"Finally we have been able to assemble the regulatory regions of genes, such as FoxP2 and egr1, that are of interest to us and others in vocal learning behavior," Jarvis said.

He explained that FoxP2 is a gene required for speech development in humans and vocal learning in birds that learn to imitate sounds, like songbirds and parrots. Erg1 is a gene that controls the brain's ability to reorganize itself based on new experiences.

By being able to decode and organize the DNA that regulates these regions, neuroscientists may be able to better understand what genetic mechanism causes birds to imitate and sing well.

They may also be able to collect more information about genetic factors that affect a person's ability to learn how to communicate well and to speak, Jarvis said. He and his team plan to describe the biology of the parrot's genetic code they sequenced in more detail in an upcoming paper.

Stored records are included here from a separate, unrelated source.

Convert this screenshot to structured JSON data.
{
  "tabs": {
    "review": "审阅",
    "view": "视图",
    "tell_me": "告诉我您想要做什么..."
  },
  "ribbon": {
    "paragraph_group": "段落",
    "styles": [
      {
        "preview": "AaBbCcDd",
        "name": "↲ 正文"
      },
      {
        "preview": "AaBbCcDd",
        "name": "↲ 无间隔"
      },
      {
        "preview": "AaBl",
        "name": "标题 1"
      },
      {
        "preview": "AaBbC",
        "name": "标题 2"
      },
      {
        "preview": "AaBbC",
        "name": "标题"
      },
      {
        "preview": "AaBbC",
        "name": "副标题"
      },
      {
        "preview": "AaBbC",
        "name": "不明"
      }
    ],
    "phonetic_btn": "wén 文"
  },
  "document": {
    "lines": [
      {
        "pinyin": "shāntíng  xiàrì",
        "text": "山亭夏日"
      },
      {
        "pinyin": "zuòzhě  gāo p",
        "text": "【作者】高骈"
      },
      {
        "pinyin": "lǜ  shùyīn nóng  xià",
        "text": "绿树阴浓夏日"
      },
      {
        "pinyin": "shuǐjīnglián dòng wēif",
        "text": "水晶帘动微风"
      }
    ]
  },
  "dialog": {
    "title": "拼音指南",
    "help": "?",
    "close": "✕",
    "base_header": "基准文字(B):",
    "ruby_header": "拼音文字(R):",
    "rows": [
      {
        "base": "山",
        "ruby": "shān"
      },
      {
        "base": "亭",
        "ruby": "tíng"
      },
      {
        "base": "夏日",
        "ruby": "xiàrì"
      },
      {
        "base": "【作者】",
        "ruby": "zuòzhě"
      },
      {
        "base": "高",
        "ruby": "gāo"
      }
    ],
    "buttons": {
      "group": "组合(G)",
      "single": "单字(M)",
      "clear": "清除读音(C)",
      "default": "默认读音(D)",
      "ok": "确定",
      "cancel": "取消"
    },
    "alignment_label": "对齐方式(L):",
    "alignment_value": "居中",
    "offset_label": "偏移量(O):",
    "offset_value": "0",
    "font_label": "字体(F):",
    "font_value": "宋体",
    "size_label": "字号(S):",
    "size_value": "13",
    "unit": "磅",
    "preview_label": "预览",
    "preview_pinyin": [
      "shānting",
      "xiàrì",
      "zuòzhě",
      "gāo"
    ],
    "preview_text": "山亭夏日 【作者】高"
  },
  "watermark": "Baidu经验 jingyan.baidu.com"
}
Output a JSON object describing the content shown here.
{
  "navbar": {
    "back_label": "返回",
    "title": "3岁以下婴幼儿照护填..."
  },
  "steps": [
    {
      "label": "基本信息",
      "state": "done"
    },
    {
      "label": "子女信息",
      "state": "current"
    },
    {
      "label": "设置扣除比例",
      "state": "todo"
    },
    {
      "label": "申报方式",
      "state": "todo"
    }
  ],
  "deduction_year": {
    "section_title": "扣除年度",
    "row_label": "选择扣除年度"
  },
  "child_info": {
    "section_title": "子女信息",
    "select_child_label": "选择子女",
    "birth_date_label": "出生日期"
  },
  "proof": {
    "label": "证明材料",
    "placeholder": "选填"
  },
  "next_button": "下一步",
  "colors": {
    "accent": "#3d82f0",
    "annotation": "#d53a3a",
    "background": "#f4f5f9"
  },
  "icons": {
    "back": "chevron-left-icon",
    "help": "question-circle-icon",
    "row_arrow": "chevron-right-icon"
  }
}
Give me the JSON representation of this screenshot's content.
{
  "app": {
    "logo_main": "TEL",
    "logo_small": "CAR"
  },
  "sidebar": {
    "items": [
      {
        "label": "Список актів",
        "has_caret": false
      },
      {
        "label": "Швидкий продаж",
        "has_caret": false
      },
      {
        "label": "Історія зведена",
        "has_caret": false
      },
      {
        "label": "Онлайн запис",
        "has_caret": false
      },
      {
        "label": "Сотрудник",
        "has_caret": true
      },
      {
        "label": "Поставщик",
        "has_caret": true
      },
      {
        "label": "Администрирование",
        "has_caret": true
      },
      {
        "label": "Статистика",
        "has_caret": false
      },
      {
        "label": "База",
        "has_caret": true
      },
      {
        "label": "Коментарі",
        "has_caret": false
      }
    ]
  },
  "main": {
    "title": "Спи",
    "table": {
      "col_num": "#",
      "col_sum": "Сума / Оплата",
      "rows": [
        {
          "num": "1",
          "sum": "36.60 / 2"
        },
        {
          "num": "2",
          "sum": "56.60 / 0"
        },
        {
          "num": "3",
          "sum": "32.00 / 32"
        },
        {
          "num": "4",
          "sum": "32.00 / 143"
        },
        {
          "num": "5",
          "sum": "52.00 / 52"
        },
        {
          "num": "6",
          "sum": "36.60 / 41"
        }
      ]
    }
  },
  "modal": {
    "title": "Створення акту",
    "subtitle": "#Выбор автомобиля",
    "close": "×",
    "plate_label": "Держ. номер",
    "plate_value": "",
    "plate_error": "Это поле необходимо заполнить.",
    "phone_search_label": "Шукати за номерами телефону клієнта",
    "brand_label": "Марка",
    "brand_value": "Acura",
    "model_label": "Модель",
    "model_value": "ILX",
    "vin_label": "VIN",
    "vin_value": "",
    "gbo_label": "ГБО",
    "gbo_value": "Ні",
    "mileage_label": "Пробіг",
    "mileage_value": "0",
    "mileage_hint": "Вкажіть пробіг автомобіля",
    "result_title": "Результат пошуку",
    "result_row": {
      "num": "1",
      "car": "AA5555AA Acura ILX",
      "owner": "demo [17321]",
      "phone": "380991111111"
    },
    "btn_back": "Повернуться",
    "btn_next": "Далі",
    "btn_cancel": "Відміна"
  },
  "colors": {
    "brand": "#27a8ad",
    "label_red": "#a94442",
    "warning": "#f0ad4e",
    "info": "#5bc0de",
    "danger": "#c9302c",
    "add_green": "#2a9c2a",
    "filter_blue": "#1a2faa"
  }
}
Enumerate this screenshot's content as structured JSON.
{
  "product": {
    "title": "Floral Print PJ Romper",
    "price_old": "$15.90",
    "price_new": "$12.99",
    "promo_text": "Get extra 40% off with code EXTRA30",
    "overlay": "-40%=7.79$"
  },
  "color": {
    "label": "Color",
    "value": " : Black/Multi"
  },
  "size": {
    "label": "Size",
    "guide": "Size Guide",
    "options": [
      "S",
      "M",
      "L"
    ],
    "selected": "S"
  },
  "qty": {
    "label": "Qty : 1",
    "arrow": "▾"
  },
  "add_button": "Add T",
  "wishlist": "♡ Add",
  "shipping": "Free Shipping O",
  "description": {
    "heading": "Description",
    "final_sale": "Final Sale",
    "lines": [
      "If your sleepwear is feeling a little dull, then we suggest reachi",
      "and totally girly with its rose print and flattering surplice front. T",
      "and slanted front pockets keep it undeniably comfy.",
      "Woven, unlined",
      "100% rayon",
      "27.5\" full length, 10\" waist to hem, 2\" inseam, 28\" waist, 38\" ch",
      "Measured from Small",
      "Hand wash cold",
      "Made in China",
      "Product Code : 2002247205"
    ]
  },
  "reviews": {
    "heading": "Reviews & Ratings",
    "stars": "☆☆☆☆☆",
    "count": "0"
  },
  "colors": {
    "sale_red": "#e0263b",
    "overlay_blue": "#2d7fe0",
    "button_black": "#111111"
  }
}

Jarvis added that as more scientists use the hybrid sequencing approach, they could possibly decode complex, elusive genes linked to how cancer cells develop and to the sequences that control other brain functions.

.


Related Links
Duke University
Darwin Today At TerraDaily.com






Comment on this article via your Facebook, Yahoo, AOL, Hotmail login.

Share this article via these popular social media networks
del.icio.usdel.icio.us DiggDigg RedditReddit GoogleGoogle




Memory Foam Mattress Review
Newsletters :: SpaceDaily :: SpaceWar :: TerraDaily :: Energy Daily
XML Feeds :: Space News :: Earth News :: War News :: Solar Energy News





FLORA AND FAUNA
Do the world's smallest flies decapitate tiny ants?
Lanham MD (SPX) Jul 05, 2012
A new species of phorid fly from Thailand is the smallest fly ever discovered. At just 0.40 millimeters in length, it is 15 times smaller than a house fly and five times smaller than a fruit fly. The tiny fly, Euryplatea nanaknihali, is also the first of its genus to be discovered in Asia, and it belongs to a fly family (Phoridae) that is known for "decapitating" ants. Some species i ... read more


FLORA AND FAUNA
Fukushima was 'man-made' disaster: Japanese probe

Aussie patrol boats are 'under pressure'

Japan Diet to publish Fukushima disaster probe

Jakarta, Canberra boost asylum cooperation

FLORA AND FAUNA
Expert defends China's rare earth policy

Running on empty

Deep-sea rare earths found in Japan

Toshiba fined in US antitrust case

FLORA AND FAUNA
China's Three Gorges Dam at full capacity: Xinhua

Natural climate change shut down Pacific reefs: study

Laos vows to address Mekong dam fears

Britain's urban rivers bounce back

FLORA AND FAUNA
Argentina court upholds glacier protections against mining

Study: Wrong diet doomed 1912 polar try

Scientists to produce first 3-D models of Arctic sea ice

Canada builds up arctic region defenses

FLORA AND FAUNA
US drought hits global grain outlook: FAO

Vertical farm in abandoned pork plant turns waste into food

Screening horticultural imports: New models assess plant risk through better analysis

Scientists urge new approaches to plant research

FLORA AND FAUNA
Nine killed, four missing in Turkey floods

Northeast India floods kill 79, displace two million

Shallow 6.3-magnitude quake hits northwest China

Floods swamp eastern India, 1.3 million displaced

FLORA AND FAUNA
S.African game farmer jailed for 8 years over rhino horn

Chimpanzees cleared after mauling American in S.Africa: park

Rwanda gorillas prosper despite guerrillas next door

Kenyan army hunts kidnappers of four foreign aid workers

FLORA AND FAUNA
Seabirds studied for clues to human aging

Hong Kong's land shortage forces bereaved to sea

Diet of early human relative Australopithecus shows surprises

Outside View: 18th-century words for today




The content herein, unless otherwise known to be public domain, are Copyright 1995-2014 - Space Media Network. AFP, UPI and IANS news wire stories are copyright Agence France-Presse, United Press International and Indo-Asia News Service. ESA Portal Reports are copyright European Space Agency. All NASA sourced material is public domain. Additional copyrights may apply in whole or part to other bona fide parties. Advertising does not imply endorsement,agreement or approval of any opinions, statements or information provided by Space Media Network on any Web page published or hosted by Space Media Network. Privacy Statement